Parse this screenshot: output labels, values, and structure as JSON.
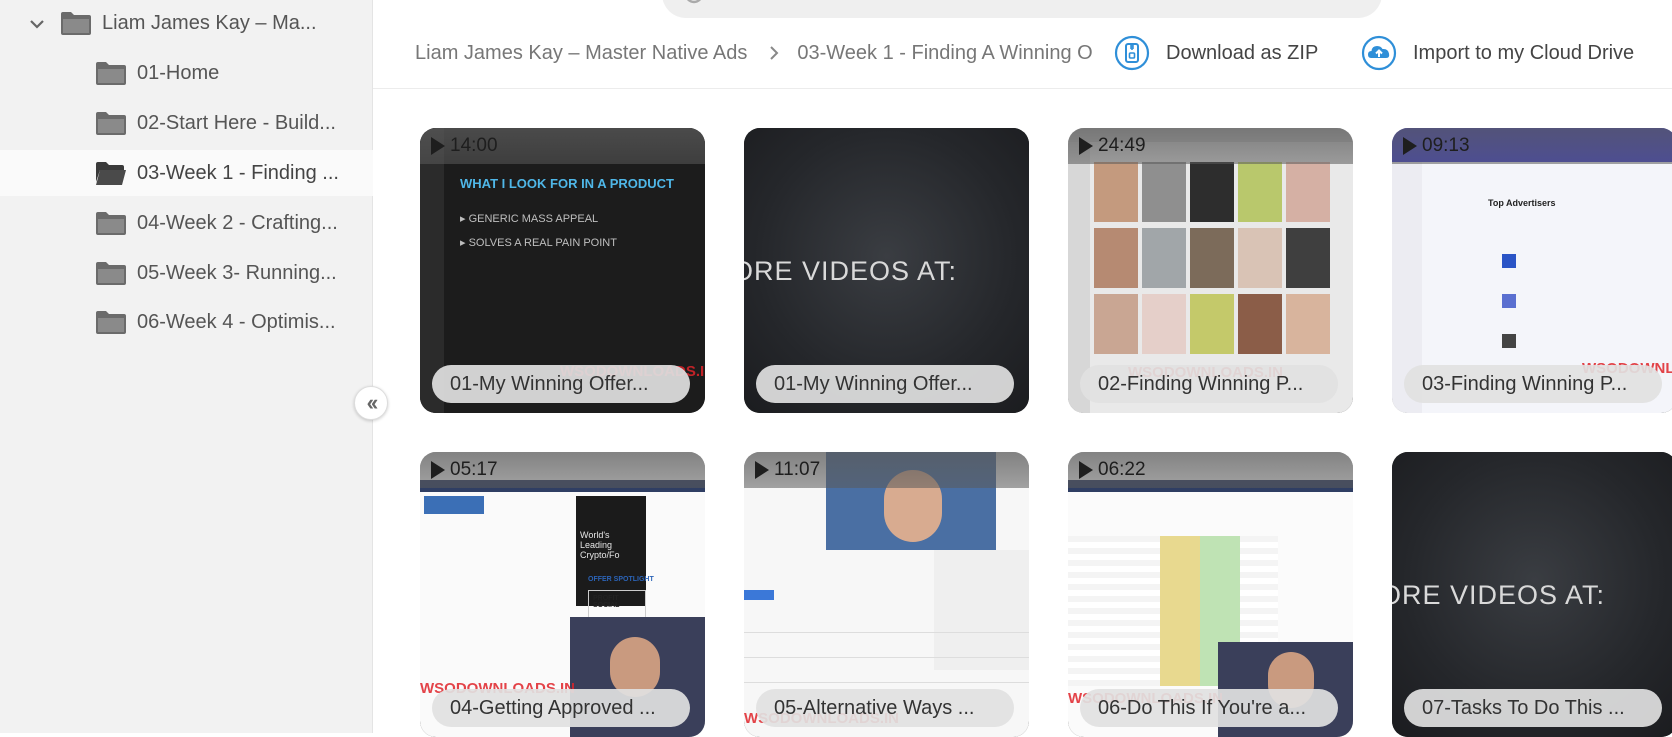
{
  "sidebar": {
    "root": {
      "label": "Liam James Kay – Ma..."
    },
    "items": [
      {
        "label": "01-Home"
      },
      {
        "label": "02-Start Here - Build..."
      },
      {
        "label": "03-Week 1 - Finding ...",
        "active": true
      },
      {
        "label": "04-Week 2 - Crafting..."
      },
      {
        "label": "05-Week 3- Running..."
      },
      {
        "label": "06-Week 4 - Optimis..."
      }
    ],
    "collapse_icon": "double-chevron-left-icon"
  },
  "breadcrumb": {
    "items": [
      "Liam James Kay – Master Native Ads",
      "03-Week 1 - Finding A Winning O"
    ]
  },
  "actions": {
    "download": "Download as ZIP",
    "import": "Import to my Cloud Drive"
  },
  "videos": [
    {
      "duration": "14:00",
      "title": "01-My Winning Offer..."
    },
    {
      "duration": "",
      "title": "01-My Winning Offer..."
    },
    {
      "duration": "24:49",
      "title": "02-Finding Winning P..."
    },
    {
      "duration": "09:13",
      "title": "03-Finding Winning P..."
    },
    {
      "duration": "05:17",
      "title": "04-Getting Approved ..."
    },
    {
      "duration": "11:07",
      "title": "05-Alternative Ways ..."
    },
    {
      "duration": "06:22",
      "title": "06-Do This If You're a..."
    },
    {
      "duration": "",
      "title": "07-Tasks To Do This ..."
    }
  ],
  "thumb_text": {
    "slide_title": "WHAT I LOOK FOR IN A PRODUCT",
    "slide_bullets": [
      "GENERIC MASS APPEAL",
      "SOLVES A REAL PAIN POINT"
    ],
    "more_videos": "ORE VIDEOS AT:",
    "watermark": "WSODOWNLOADS.IN",
    "top_advertisers": "Top Advertisers",
    "worlds_leading": "World's Leading Crypto/Fo",
    "offer_spotlight": "OFFER SPOTLIGHT",
    "profit_social": "PROFIT SOCIAL"
  },
  "colors": {
    "sidebar_bg": "#f2f2f2",
    "accent": "#2f8fd8",
    "pill_bg": "#e1e1e1"
  }
}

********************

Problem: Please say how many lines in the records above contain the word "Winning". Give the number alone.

The completed task: 5